Welcome to Basic Biology!

Inspired by life - as living human beings we have an inherent sense of curiosity and affection towards the spectacular diversity of life on Earth and how it has come to be.

The study of biology incorporates everything imaginable that is related to the life on Earth - from the entire planet to tiny microscopic structures, biology covers it all.

Studying living things, called organisms, takes us all around the world, from the most productive tropical rain forests to the hostile lands of Antarctica or the deepest oceanic basins.

Let's begin our greatest adventure!

A World of Animals

Animals are living things that are unable to make their own food, are made from many cells, and each cell has a nucleus and many specialized structures.

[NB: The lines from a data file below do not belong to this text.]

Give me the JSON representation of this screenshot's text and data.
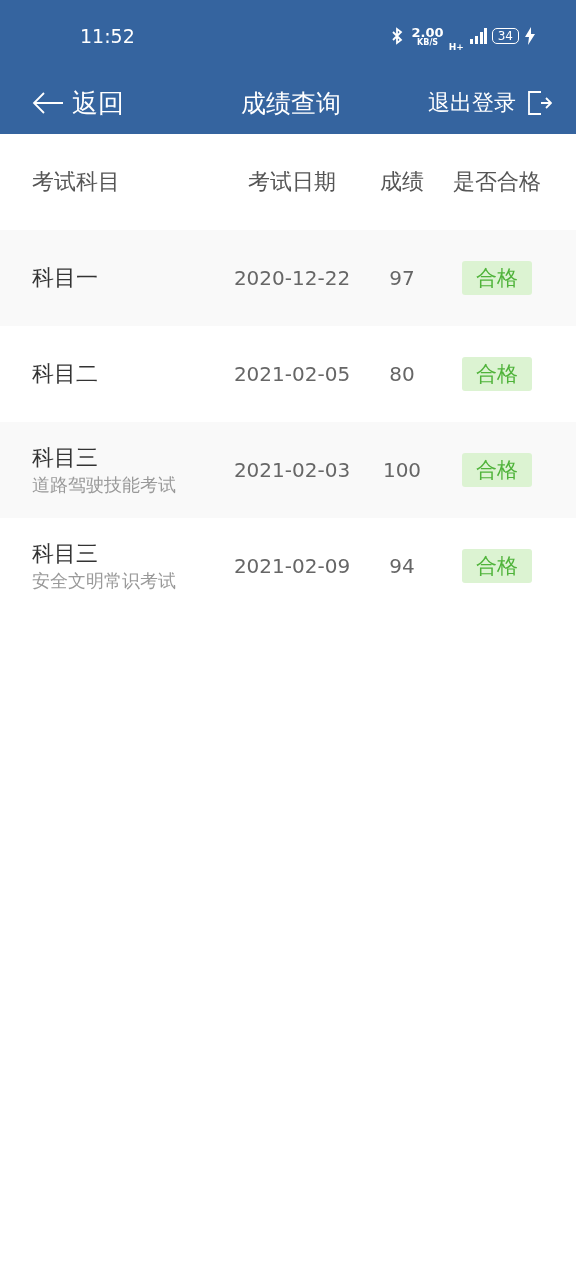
{
  "status_bar": {
    "time": "11:52",
    "speed": "2.00",
    "speed_unit": "KB/S",
    "network": "H+",
    "battery": "34",
    "charging": true
  },
  "nav": {
    "back": "返回",
    "title": "成绩查询",
    "logout": "退出登录"
  },
  "table": {
    "columns": [
      "考试科目",
      "考试日期",
      "成绩",
      "是否合格"
    ],
    "rows": [
      {
        "subject": "科目一",
        "detail": null,
        "date": "2020-12-22",
        "score": "97",
        "result": "合格",
        "passed": true
      },
      {
        "subject": "科目二",
        "detail": null,
        "date": "2021-02-05",
        "score": "80",
        "result": "合格",
        "passed": true
      },
      {
        "subject": "科目三",
        "detail": "道路驾驶技能考试",
        "date": "2021-02-03",
        "score": "100",
        "result": "合格",
        "passed": true
      },
      {
        "subject": "科目三",
        "detail": "安全文明常识考试",
        "date": "2021-02-09",
        "score": "94",
        "result": "合格",
        "passed": true
      }
    ]
  }
}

So scientifically put animals are heterotrophic, multi-cellular organisms with eukaryotic cells.

Animal species are often split into invertebrates or vertebrates which is a very broad distinction between two types of animals. Invertebrate species lack a backbone and often have their skeleton on the exterior of the body. The majority of animal species are classed as invertebrates and many you will be very familiar with such as insects, jellyfish, worms and spiders. Vertebrate species are animals that do have a backbone such as humans, birds, fish and reptiles and make up the majority of large land animals.

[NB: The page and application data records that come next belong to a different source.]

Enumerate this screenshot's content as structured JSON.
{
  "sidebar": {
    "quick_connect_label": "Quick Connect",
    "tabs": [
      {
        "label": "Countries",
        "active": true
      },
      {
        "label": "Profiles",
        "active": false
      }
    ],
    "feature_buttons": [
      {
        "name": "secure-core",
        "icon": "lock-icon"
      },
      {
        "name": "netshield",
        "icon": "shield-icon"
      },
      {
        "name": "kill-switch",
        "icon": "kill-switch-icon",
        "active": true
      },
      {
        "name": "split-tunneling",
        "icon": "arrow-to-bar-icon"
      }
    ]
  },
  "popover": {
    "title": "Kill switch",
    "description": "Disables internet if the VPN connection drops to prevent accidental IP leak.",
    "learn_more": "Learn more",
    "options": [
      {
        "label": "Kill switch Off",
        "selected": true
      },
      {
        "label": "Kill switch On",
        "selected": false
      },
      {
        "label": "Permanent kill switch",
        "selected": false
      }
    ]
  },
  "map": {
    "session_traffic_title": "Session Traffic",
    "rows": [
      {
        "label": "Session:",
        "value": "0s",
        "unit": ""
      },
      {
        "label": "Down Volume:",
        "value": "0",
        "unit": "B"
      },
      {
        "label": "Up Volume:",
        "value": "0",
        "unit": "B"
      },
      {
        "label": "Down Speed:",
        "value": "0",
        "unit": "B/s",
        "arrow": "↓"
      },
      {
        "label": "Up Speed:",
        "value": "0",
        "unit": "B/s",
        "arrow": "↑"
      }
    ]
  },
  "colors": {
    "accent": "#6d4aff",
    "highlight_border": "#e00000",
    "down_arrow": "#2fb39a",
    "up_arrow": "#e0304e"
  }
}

Plants: The Global Providers

Plants are essential to all life on Earth. They are special because they are able to make their own food by a process called photosynthesis where they take carbon dioxide from the atmosphere and turn it into sugar. The sugars can then be used for energy for growth and other functions. The plant material created as a result of photosynthesis provides the basis of almost all food chains on Earth.

Plants include a range of different groups that can all photosynthesize but can be very different physically and genetically. Included in the plant kingdom are the flowering plants or angiosperms, the gymnosperms which are woody plants without flowers but with seed and cones, the ferns, lycophytes which are similar to ferns but only have a single vein through each leaf, mosses, hornworts, liverworts, and some algae.

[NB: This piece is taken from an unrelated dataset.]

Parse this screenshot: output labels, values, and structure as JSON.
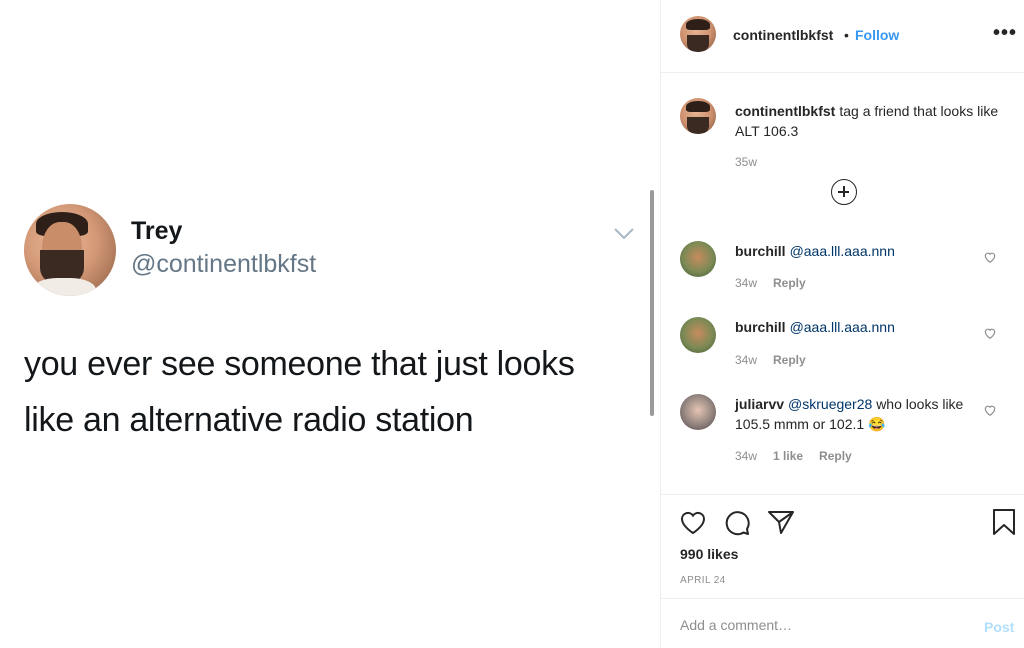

The environment provides living things with everything that is necessary to survive such as nutrients in the soil, water and sunlight. Around the world environments change from a range of different extremes which affects what animals and plants can survive, and leads to a huge range of different adaptations of species found in different locations. A range of environmental and climatic variables such as temperature, rainfall, sunlight, nutrient availability, wind exposure and many more make no two areas the same. Because different environments are better suited for different species this means that composition of plants, animals and all other living things such as bacteria and fungi, will differ in every part of the world.


Life comes in many shapes, forms and sizes and a huge amount of the life on Earth is so small that humans can only see them with the use of a microscope. A number disciplines in of biology, such as microbiology, biochemistry and genetics, focus entirely on studying the microscopic forms of life and the complexities that allow life to exist.

The study of the microscopic world falls into two main categories, firstly the study of microscopic organisms which exist in huge masses and make up as much as 90% of the world's living activity. Microscopic organisms include all Bacteria and Archaea, a huge number of fungi, all amoeba and many species from other kingdoms.

The second branch of microscopic biology is the study of the structures and compounds that make an organism. All organisms have at least one cell and many have trillions of cells. Cells are run by thousands of chemical reactions that keep an organism alive. This branch of microscopic biology studies cells and the biochemical reactions that occur within living things.


Succulent coastal plant Sunrise at Matata beach Buttercup pollination